In conjunction with the Armory Center for the Arts 20th anniversary exhibition — “Installations Inside/Out” — the Armory will carry out an exhibition that was proposed in 1969 but never made it into production.

Maybe the 40 year delay was because this piece, titled “1969/2009,” requires a very large canvas — the sky.

Conceived of by contemporary American artist Bruce Nauman, noted by Armory staff for his “mischievous humor,” the skywriting display will contain a special message pertaining to land use and art.

If you want to read the exact message that will be spelled out across the sky above the Arroyo, feel free to do so here (you’ll need to scroll down through the calendar), but we think the display will carry more gravity (and poignant laughs) if you ignore the spoilers. (We wish we had.)

The part-visual, part-performance art will take place on Sept. 12 over the Arroyo Seco, with the best viewing lasting from 11:30 a.m. to 12:30 p.m. on La Loma Bridge, the Colorado Street Bridge and in Brookside Park.

And, lest your eyes deceive you, the exhibition is free and open to the public. That’s right folks: Use of your eyeballs = still priceless.

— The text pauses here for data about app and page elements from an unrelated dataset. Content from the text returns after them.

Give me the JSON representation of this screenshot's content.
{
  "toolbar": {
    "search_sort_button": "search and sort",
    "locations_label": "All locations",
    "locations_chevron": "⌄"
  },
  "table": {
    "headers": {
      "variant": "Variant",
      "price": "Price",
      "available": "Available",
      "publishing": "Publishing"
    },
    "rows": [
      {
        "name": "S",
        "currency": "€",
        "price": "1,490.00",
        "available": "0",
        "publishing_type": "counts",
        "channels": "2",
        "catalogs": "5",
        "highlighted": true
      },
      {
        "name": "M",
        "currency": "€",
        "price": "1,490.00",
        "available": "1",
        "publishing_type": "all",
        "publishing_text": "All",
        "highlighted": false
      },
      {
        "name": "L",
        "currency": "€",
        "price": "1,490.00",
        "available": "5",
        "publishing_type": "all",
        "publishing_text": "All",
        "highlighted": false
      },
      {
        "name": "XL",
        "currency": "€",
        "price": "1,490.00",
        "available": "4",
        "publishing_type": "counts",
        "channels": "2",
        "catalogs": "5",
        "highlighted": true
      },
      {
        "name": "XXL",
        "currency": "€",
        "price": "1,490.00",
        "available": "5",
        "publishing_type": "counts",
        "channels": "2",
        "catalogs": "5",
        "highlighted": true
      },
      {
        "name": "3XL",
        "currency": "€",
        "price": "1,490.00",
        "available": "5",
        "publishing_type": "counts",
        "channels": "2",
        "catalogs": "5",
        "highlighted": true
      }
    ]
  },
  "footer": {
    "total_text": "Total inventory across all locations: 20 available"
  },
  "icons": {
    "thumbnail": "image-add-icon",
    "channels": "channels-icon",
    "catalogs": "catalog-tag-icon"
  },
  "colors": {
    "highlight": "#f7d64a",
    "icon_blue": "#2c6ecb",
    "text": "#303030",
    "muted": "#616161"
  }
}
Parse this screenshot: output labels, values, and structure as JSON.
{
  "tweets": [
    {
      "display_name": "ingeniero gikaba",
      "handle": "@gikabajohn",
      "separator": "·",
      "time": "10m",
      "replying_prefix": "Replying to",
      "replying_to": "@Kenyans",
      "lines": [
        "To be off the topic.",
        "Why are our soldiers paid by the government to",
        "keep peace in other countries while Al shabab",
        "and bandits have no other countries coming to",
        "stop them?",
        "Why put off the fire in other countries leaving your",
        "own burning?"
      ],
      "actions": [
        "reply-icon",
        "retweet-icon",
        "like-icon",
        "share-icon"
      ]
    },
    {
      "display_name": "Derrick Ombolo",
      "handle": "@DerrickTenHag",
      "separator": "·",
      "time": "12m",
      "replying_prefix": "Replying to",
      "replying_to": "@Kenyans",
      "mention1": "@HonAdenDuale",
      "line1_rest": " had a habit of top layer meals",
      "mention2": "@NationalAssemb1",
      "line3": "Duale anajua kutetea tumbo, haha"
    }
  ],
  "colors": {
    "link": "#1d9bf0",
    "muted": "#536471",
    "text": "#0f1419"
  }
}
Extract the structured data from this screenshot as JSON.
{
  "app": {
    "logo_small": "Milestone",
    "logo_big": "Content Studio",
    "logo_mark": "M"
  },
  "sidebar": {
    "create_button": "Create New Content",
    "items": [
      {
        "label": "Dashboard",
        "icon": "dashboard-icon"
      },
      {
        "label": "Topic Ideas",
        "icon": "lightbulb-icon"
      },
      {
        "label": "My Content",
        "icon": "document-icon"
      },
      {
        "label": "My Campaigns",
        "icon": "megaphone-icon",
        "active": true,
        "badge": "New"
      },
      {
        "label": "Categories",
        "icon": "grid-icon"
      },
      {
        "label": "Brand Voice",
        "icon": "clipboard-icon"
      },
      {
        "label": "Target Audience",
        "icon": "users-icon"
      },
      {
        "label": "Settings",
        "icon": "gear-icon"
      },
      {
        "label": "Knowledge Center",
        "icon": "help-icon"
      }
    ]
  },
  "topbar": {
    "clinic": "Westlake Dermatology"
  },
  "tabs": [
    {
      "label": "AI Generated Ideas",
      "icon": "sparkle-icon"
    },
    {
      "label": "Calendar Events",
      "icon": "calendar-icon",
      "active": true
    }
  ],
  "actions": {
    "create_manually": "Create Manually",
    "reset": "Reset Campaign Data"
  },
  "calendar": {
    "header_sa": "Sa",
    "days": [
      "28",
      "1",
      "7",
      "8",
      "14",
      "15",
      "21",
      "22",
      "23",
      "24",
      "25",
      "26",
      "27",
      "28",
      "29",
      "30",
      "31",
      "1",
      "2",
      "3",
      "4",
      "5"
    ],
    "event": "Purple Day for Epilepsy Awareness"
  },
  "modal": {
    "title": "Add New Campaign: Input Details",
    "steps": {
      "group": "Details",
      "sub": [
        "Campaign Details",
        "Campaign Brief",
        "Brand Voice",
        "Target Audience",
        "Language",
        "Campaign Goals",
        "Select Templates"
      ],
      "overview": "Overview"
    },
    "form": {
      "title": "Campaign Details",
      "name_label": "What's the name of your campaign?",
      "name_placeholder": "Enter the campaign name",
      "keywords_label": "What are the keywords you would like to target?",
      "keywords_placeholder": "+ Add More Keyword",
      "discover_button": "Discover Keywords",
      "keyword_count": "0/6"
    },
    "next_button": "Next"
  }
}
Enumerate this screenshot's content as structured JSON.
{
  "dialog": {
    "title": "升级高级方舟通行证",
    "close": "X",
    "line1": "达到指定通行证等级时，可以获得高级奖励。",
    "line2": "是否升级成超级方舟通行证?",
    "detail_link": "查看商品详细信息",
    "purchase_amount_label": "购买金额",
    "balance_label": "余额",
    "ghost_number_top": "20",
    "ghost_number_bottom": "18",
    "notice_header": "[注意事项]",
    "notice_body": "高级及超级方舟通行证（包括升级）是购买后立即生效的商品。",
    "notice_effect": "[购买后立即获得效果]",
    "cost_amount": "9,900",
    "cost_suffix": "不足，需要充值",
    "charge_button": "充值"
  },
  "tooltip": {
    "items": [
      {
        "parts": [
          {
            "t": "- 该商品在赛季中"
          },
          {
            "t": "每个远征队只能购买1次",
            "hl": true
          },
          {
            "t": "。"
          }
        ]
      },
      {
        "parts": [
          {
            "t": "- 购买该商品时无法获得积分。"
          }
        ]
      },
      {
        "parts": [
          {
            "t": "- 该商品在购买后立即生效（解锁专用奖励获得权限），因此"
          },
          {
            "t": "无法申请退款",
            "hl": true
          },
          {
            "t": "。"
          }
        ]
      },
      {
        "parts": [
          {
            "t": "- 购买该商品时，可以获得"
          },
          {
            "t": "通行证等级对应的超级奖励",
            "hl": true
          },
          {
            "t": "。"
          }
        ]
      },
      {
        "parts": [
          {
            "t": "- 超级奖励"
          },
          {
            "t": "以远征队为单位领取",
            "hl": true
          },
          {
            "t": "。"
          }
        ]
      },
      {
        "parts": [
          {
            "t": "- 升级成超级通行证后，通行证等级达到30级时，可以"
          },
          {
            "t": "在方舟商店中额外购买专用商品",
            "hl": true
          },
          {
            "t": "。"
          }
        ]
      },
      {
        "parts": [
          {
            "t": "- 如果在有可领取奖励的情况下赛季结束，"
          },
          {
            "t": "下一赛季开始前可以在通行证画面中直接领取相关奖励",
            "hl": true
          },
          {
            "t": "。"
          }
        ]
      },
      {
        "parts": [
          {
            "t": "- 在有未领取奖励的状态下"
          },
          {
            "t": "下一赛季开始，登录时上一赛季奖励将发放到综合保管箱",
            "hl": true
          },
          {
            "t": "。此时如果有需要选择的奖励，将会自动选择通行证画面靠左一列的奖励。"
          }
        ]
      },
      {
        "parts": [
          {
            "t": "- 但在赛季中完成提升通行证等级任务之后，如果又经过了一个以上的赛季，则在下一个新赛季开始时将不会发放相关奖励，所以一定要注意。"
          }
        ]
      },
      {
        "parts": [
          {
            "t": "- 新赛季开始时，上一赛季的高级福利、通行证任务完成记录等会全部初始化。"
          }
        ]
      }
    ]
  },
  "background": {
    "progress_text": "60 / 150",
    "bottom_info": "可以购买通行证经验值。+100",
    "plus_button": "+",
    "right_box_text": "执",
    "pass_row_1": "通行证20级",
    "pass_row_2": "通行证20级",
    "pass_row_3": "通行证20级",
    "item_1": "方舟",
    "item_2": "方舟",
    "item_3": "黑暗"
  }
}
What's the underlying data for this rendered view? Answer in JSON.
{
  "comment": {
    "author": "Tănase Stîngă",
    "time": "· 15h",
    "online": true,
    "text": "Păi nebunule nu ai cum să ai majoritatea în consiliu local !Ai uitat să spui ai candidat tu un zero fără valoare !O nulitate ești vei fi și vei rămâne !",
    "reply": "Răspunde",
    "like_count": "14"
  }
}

(Photo, not the work of Nauman but playful nonetheless, courtesy Kayla Campana)